What the task requires: Report every line from the material that contains the word "true".
• • •
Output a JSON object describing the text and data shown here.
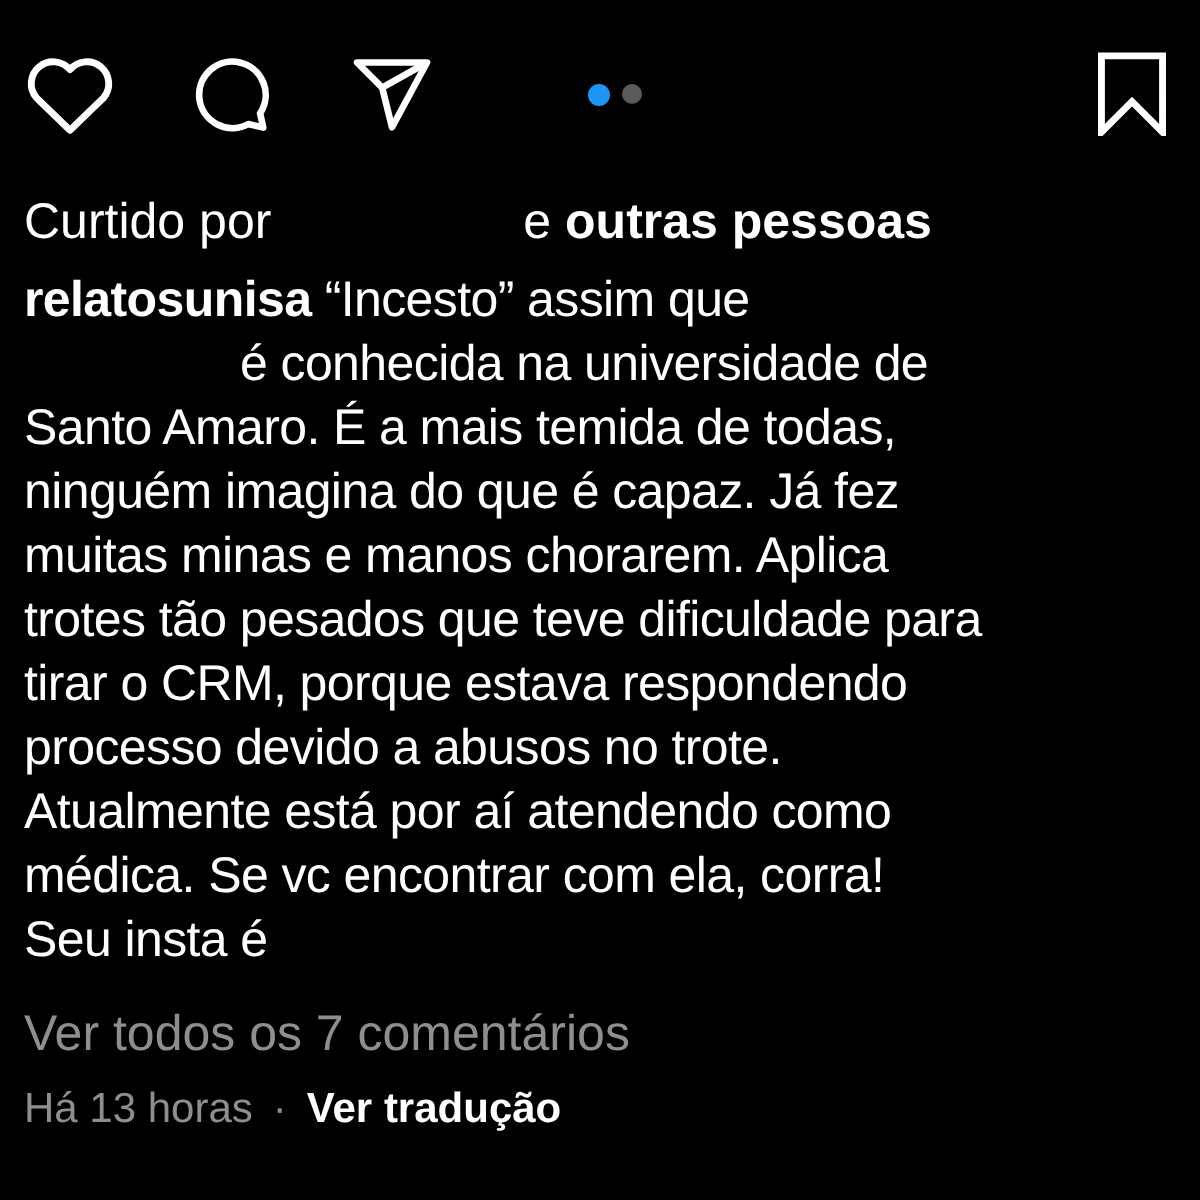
{
  "carousel_dots": [
    {
      "selected": true
    },
    {
      "selected": false
    }
  ],
  "liked_by": {
    "prefix": "Curtido por",
    "redacted_name": true,
    "suffix": "e **outras pessoas**"
  },
  "caption_lines": [
    {
      "text": "**relatosunisa** “Incesto” assim que",
      "redacted_before": false
    },
    {
      "text": "é conhecida na universidade de",
      "redacted_before": true
    },
    {
      "text": "Santo Amaro. É a mais temida de todas,",
      "redacted_before": false
    },
    {
      "text": "ninguém imagina do que é capaz. Já fez",
      "redacted_before": false
    },
    {
      "text": "muitas minas e manos chorarem. Aplica",
      "redacted_before": false
    },
    {
      "text": "trotes tão pesados que teve dificuldade para",
      "redacted_before": false
    },
    {
      "text": "tirar o CRM, porque estava respondendo",
      "redacted_before": false
    },
    {
      "text": "processo devido a abusos no trote.",
      "redacted_before": false
    },
    {
      "text": "Atualmente está por aí atendendo como",
      "redacted_before": false
    },
    {
      "text": "médica. Se vc encontrar com ela, corra!",
      "redacted_before": false
    },
    {
      "text": "Seu insta é",
      "redacted_before": false
    }
  ],
  "view_comments": "Ver todos os 7 comentários",
  "timestamp": "Há 13 horas",
  "separator": "·",
  "translate_link": "Ver tradução"
}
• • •
Solved problem:
      "selected": true
    "redacted_name": true,
      "redacted_before": true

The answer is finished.